Many years ago, after living at the San Francisco Zen Center for ten years and then completing New York University’s MBA program, it was time to find work. I was living with my wife and young son in New York City. One of the challenging and unexpected patterns that developed was that I revised my résumé each time I failed to find a job. I’ve sometimes thought that I could put a book together showing how my résumé evolved to make my previous work experiences appear more understandable. I learned the importance of telling my story so that it addressed the specific needs of prospective employers. I also learned that a résumé is both a record of previous accomplishments and a statement of potential. Still, the fact that I had been a Zen student for many years (and had very little other work experience) did not appear to open doors in New York City. My previous position as Director of Tassajara, Zen Mountain Center, changed on my résumé to become Human Resources Director of Tassajara, a California resort.
I interviewed for several months, determined to get a job as a trainer in the New York corporate world. I went on numerous interviews and made several presentations. I had some talented mentors who taught me how to dress, how to tell my story, and how to conduct myself in a job interview. After several months and many meetings I was getting discouraged. Then, I was interviewing with a woman at a small consulting company who read my résumé and said, “Who are you kidding? I’m familiar with Tassajara. It’s a Zen monastery!” I had no idea what to think of her discovery. She smiled, and said she felt connected to me because of my Zen background, and I was hired for my first business management job in New York City. My effort had paid off, albeit in an unusual way.
Skillful effort means making careful and steady effort. In the context of work, and our lives, the key issue is the aim of our effort. From the usual perspective, at work our goal is to maximize profits for our own benefit, to increase our material value, and to have as much control, power, and predictability as possible. From the perspective of mindfulness, our effort is toward freedom, flexibility, happiness, compassion, and social justice. Profits, power, and control can be used toward these goals, but they are not ends in themselves.
Our work lives, and all parts of our lives are transformed when we practice skillful effort — steady effort toward using each situation to free ourselves and others from habits and patterns that cause pain, toward building character and developing a flexible, open mind. In forging our paths we have no choice but to start where we are. We have no choice but to move ahead, not knowing what will happen.

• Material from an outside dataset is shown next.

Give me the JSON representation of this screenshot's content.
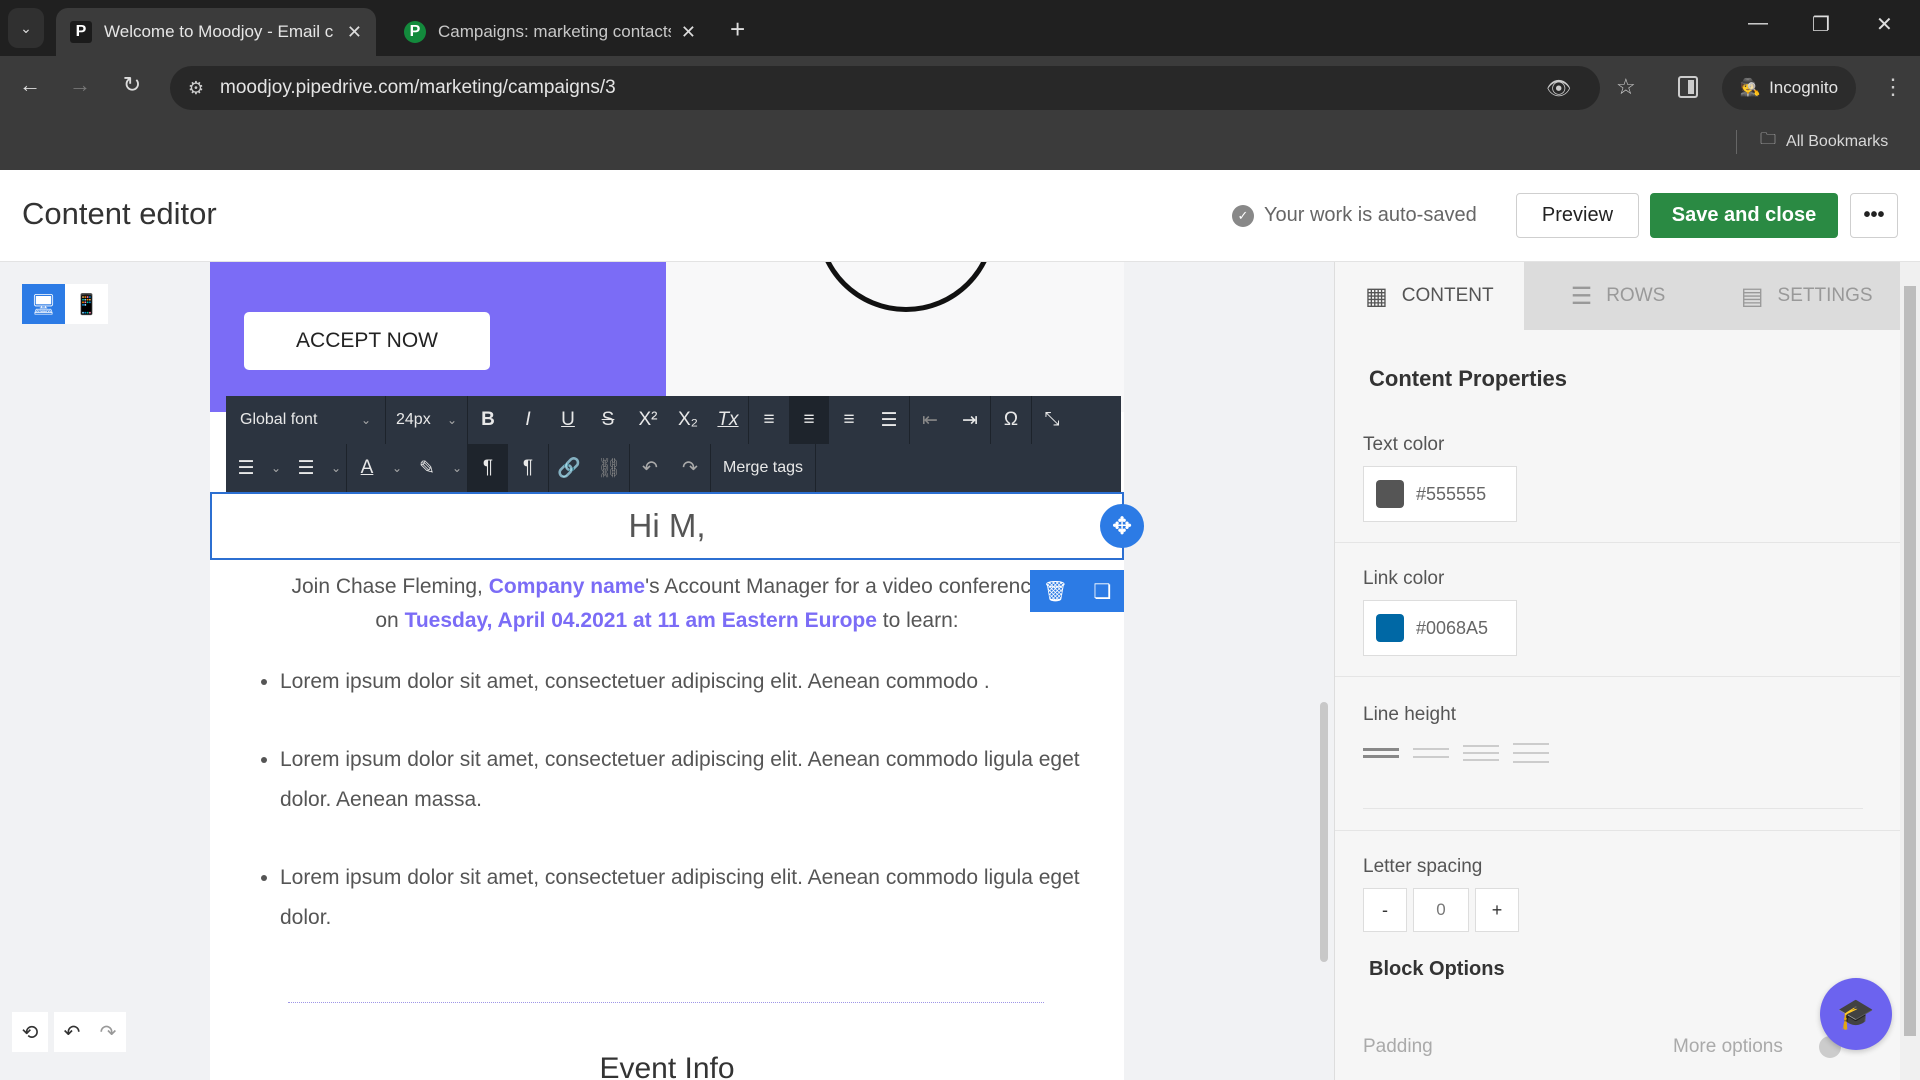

Skillful effort means not getting thrown off our path, or when we are, to notice and adjust. We notice, over and over, when we have not lived up to our expectations, and we try again. After I left the Zen Center community to pursue my MBA I lived in Great Neck, New York. Somehow I met one of the few, and perhaps only, other Zen practitioners in Great Neck. Brenda and I started a small meditation group in her living room, and we sat meditation together several mornings a week. We did this for several months and then noticed that several months would go by without our sitting together. We would contact each other and begin again, sitting regularly for many months. This pattern repeated itself three or four times. One day we were discussing what to name our little meditation group, and we decided on “Let’s try it again,” hanging a sign in her living room (our meditation hall) with those very words.
The effort and path of integrating mindfulness practice and work requires tremendous effort. Just trying to practice mindfulness often seems daunting. Just trying to make a living at times seems daunting. Who would be foolish (or brave, courageous) enough to try to combine the two? And, what could be more satisfying?
Skillful Effort Practices:
Explore writing about skillful effort by completing these prompts:
When my effort is driven by fear I …..
When my effort is driven by generosity I….
What supports my practice of skillful effort is…